As of Sunday evening, the InSight landing is on deck to take place around 3 p.m. EST on Monday, according to MLive.com. One surefire way to catch the rover's descent will be by tuning into the official NASA TV livestream. This is located on the group's YouTube page.

The last time that NASA landed anything on Mars was in 2012. That machine — a rover — was called the Curiosity. The Curiosity is still on Mars, and NASA posts regular updates about the rover on its website.

After the Curiosity landing, the only time anyone else attempted to land anything on Mars was in 2016. However, that rover — the European Schiaparelli lander— crashed and burned, according to ABC. That's because landing on Mars is no simple task.

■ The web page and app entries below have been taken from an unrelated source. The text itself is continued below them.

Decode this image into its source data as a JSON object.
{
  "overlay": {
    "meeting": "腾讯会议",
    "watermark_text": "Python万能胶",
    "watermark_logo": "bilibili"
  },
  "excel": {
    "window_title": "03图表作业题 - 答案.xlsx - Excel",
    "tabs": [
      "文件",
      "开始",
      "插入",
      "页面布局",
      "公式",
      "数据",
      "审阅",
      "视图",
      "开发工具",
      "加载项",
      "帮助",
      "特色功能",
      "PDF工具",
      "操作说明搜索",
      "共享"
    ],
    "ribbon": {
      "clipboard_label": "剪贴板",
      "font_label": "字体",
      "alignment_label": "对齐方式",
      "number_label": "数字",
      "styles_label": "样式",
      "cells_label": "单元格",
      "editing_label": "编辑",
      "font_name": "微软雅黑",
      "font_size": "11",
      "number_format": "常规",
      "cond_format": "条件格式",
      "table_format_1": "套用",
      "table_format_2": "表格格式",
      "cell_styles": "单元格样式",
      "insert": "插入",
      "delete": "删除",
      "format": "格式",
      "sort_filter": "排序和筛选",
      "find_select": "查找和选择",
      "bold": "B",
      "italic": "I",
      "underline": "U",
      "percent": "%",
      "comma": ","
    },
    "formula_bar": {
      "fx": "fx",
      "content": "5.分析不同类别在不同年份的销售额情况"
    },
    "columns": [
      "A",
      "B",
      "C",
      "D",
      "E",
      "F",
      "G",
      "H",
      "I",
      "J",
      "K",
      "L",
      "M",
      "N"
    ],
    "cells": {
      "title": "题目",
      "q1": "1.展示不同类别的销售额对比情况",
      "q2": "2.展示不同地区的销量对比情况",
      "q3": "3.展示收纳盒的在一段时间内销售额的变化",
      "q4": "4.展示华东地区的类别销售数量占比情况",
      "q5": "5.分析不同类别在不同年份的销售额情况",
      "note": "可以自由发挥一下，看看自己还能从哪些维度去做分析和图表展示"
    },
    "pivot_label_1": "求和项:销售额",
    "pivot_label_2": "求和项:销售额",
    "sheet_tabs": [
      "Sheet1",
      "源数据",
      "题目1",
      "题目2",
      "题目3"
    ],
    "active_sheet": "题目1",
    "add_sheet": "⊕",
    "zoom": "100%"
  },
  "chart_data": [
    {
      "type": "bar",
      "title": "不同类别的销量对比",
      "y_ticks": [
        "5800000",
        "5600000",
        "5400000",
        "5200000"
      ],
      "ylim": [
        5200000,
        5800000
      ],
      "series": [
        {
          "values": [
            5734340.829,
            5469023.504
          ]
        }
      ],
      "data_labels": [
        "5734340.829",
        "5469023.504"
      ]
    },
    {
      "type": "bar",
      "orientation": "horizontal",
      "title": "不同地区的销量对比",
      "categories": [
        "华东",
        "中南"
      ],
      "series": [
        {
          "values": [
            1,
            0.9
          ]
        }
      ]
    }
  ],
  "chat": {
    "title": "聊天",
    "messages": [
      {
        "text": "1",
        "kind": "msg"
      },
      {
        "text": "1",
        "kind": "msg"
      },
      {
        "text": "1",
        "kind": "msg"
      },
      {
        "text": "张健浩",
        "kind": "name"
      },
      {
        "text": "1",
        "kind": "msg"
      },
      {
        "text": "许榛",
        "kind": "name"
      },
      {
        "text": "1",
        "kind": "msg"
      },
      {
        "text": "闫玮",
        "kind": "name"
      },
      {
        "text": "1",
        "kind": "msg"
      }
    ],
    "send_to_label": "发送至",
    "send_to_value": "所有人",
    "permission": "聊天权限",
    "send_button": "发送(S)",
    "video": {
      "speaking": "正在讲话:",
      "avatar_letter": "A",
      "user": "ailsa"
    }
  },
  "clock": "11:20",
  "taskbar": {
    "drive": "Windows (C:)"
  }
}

"When it works, it looks smooth and easy — like a piece of cake — but in fact at least a third of missions that have been sent to Mars have failed," Sue Smrekar, the mission's deputy lead, told ABC.

All reports indicate that NASA is pretty excited about Monday's landing. The Rover has its own Twitter account, and the NASA website is even promoting landing watch parties, which are taking place all around the country.

Aside from the NASA YouTube page, the landing will also stream across the NASA social media channels. This includes the NASA Facebook, NASA Periscope, and NASA Twitch, according to the group's website. There are a number of live-viewing events, including one that is scheduled to take place on the NASDAQ jumbotron located in Times Square.

The InSight's actual landing will be particularly nerve wracking for scientists, according to a number of reports. This is because, according to Live Science, there is a six-minute delay between what happens "on the ground" and when the InSight's data reaches NASA engineers. For six minutes, in other words, NASA won't know whether or not the rover landed safely on the Red Planet. Scientists refer to this lapse as the "seven minutes of terror," according to The Washington Post.

The InSight trip is particularly interesting because the rover aims to collect information about what lies beneath the planet's surface. It's possible, the Post reports, that this could provide insight into the Earth's own interior, as well as its history.

“Mars gives us an opportunity to see the materials, the structure, the chemical reactions that are close to what we see in the interior of Earth, but it’s preserved,” Smrekar told the Post. “It gives us a chance to go back in time.”

No matter how the landing goes, it's going to be a monumental day for NASA engineers. If you're able, tuning into a livestream could be an opportunity to catch a significant moment in scientific history.